The information can be used to produce web-enabled maps for land-use planning, information for the convenient and efficient routing of school buses, a register of economic development sites, records of air quality over time, a digital road network to redirect ambulances and data to develop forest fire scenarios.

Citizen engagement
Citizen Engagement

  • Public commitments to accountability and transparency, include:

    • posting of performance results from hospitals, schools, water and air quality tests

    • Public reporting on progress in achieving key commitments

  • Electronic citizen engagement opportunities, include:

    • e-hearings

    • e-consultations (e.g. 2004 Budget, Environment)

  • Also, engaging employees through consultation

    • OPS Ideas campaign

The biggest challenge
The Biggest Challenge:

  • Horizontal decision-making and results in a traditionally vertical organizational model


  • Leadership from the top

  • Establishing and communicating a clear vision and action plan

  • Maintaining a client orientation

  • Performance management plans and pay for performance

  • Measurement at all levels

  • An annual results-based planning process

  • Investing in change

Response cont d
Response (cont’d)

Structural change has been part of the solution including:

  • a strong corporate CIO model and cluster CIOs serving groups of ministries

  • a new human resource and change management function within the I&IT organization and new classifications for I&IT managers and staff

  • a new Integrated Service Delivery Division in the Ministry of Consumer and Business Services

  • Ontario Shared Services providing basic administrative services to all ministries and employees

  • a single internal Audit Organization with auditors serving clusters of ministries

  • a matrixed Human Resource organization reporting to ministries and to the corporate centre
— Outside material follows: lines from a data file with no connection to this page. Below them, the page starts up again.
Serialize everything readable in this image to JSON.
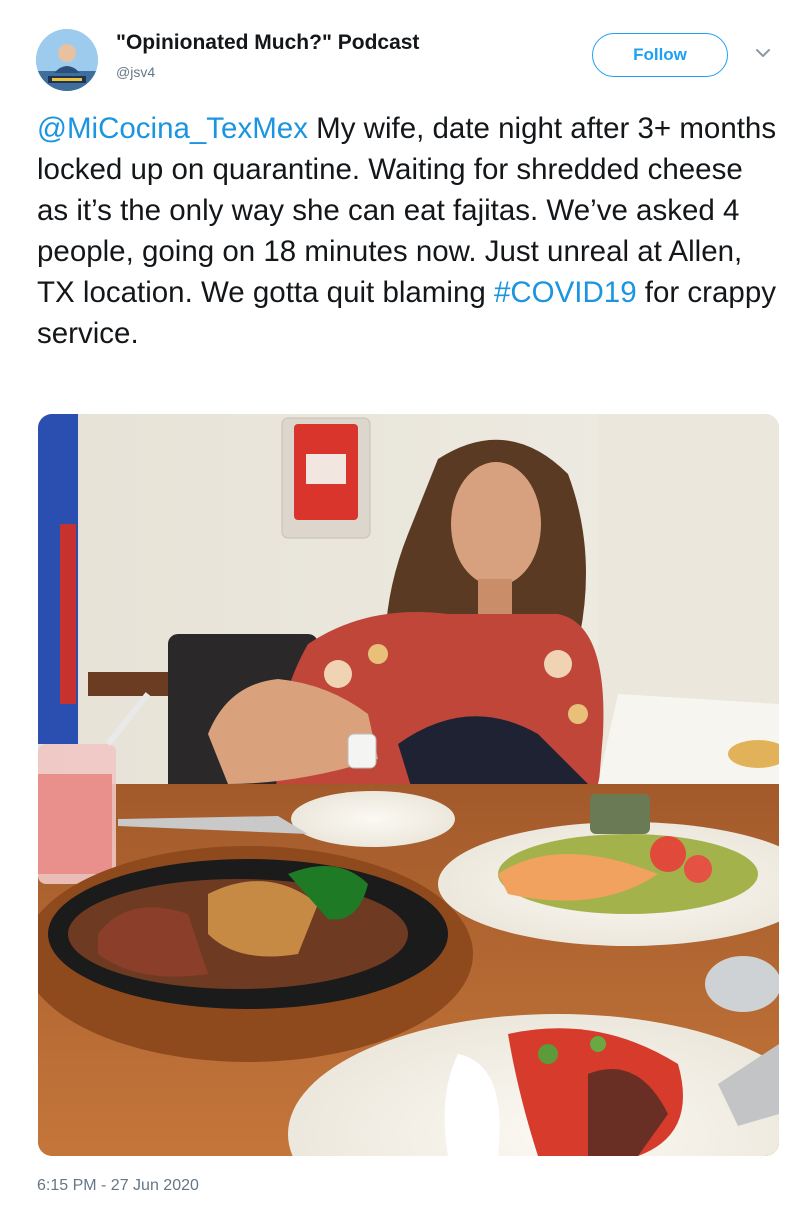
{
  "author": {
    "display_name": "\"Opinionated Much?\" Podcast",
    "handle": "@jsv4",
    "avatar_icon": "podcast-avatar-icon"
  },
  "actions": {
    "follow_label": "Follow",
    "more_icon": "chevron-down-icon"
  },
  "tweet": {
    "mention": "@MiCocina_TexMex",
    "text_before_hashtag": " My wife, date night after 3+ months locked up on quarantine. Waiting for shredded cheese as it’s the only way she can eat fajitas. We’ve asked 4 people, going on 18 minutes now. Just unreal at Allen, TX location. We gotta quit blaming ",
    "hashtag": "#COVID19",
    "text_after_hashtag": " for crappy service."
  },
  "media": {
    "kind": "photo",
    "icon": "photo-restaurant-table"
  },
  "timestamp": "6:15 PM - 27 Jun 2020",
  "colors": {
    "link": "#1b95e0",
    "follow": "#1da1f2",
    "secondary_text": "#657786",
    "primary_text": "#14171a"
  }
}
  • new regional boundaries to be used by all ministry field operations

Response cont d1
Response (cont’d)

Improved governance has been achieved through:

  • A Deputy Ministers’ Committee on OPS Transformation
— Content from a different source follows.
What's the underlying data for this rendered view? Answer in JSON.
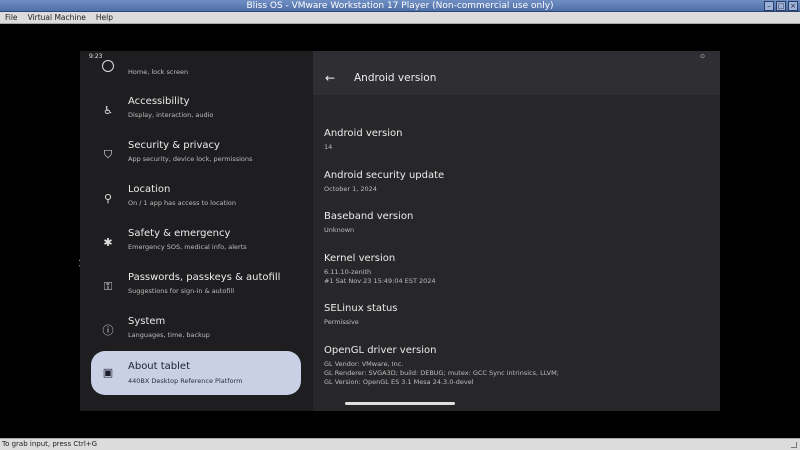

  • Cluster governance committees of Deputy Ministers

  • An IT Executive Leadership Committee

  • A Transformation Leadership Committee at the Assistant Deputy Minister level

  • Strengthened project governance

Responding to challenges cont d
Responding to Challenges (cont’d)

  • Establishing major “horizontal” projects working across ministry lines, including:

    • Integrated Service Delivery for Individuals

    • Integrated Service Delivery for Business

    • Inspections, Investigation and Enforcement

    • Project Management and Excellence

  • Appointing executive champions and providing tools to staff

  • Working with other levels of government through formal memoranda of agreement, coordination Councils and specific initiatives.

  • Outline 1275500




    A Customer-centred,

    I&IT-enabled Government


    • Service Delivery Channels

    • use of technology

    • “no wrong door” access to OPS services

    • broader public sector: municipalities, health institutions, educational institutions, community agencies

    • private and public partnerships

    • private sector

    A Spectrum of Delivery Options

    Transactional Services


    Government Information Centres







    Integrated Deliveryof Technical and SpecialistServices -One Window


    Ministries working in clusters for I&IT, Integrated Policy, Program &

    Service Management







    Land and



    Intergovernmental Affairs & Local Government

    Strategic Direction,


    Shared Services

    Information & Information Technology

    Enterprise-Wide Business Support Services


    Final thoughts
    Final Thoughts

    • Ontario is taking a strategic approach to e-Government as part of its overall transformation agenda.

    • E-government is about the “g” – government programs and services - applying I&IT across all aspects of government to enable “better government for all” & “better government for me”

    • We’ve already taken large steps to improve services and work across sectors

      While there is still a long way to go,

      Ontario is well on the way!

    Outline 1275500

    Thank You